— Stored data entries —
((
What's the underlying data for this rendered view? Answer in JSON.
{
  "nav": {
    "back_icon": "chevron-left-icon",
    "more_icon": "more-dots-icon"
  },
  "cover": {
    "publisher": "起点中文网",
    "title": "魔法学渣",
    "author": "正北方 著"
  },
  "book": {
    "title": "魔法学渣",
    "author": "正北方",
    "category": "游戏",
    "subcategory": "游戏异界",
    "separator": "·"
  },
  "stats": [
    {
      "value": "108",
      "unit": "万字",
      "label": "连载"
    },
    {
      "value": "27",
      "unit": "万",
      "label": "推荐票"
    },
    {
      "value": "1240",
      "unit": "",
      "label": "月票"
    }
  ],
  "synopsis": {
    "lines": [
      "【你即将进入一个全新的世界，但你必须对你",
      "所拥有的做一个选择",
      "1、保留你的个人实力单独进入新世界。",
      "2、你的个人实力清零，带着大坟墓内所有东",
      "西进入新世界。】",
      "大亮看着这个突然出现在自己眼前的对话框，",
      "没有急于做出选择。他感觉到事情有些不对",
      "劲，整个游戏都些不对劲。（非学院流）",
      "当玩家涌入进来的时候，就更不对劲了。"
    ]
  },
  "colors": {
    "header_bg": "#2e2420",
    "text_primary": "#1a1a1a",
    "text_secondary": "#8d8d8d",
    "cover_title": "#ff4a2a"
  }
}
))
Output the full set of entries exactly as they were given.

— Exercise solution —
What's the underlying data for this rendered view? Answer in JSON.
{
  "nav": {
    "back_icon": "chevron-left-icon",
    "more_icon": "more-dots-icon"
  },
  "cover": {
    "publisher": "起点中文网",
    "title": "魔法学渣",
    "author": "正北方 著"
  },
  "book": {
    "title": "魔法学渣",
    "author": "正北方",
    "category": "游戏",
    "subcategory": "游戏异界",
    "separator": "·"
  },
  "stats": [
    {
      "value": "108",
      "unit": "万字",
      "label": "连载"
    },
    {
      "value": "27",
      "unit": "万",
      "label": "推荐票"
    },
    {
      "value": "1240",
      "unit": "",
      "label": "月票"
    }
  ],
  "synopsis": {
    "lines": [
      "【你即将进入一个全新的世界，但你必须对你",
      "所拥有的做一个选择",
      "1、保留你的个人实力单独进入新世界。",
      "2、你的个人实力清零，带着大坟墓内所有东",
      "西进入新世界。】",
      "大亮看着这个突然出现在自己眼前的对话框，",
      "没有急于做出选择。他感觉到事情有些不对",
      "劲，整个游戏都些不对劲。（非学院流）",
      "当玩家涌入进来的时候，就更不对劲了。"
    ]
  },
  "colors": {
    "header_bg": "#2e2420",
    "text_primary": "#1a1a1a",
    "text_secondary": "#8d8d8d",
    "cover_title": "#ff4a2a"
  }
}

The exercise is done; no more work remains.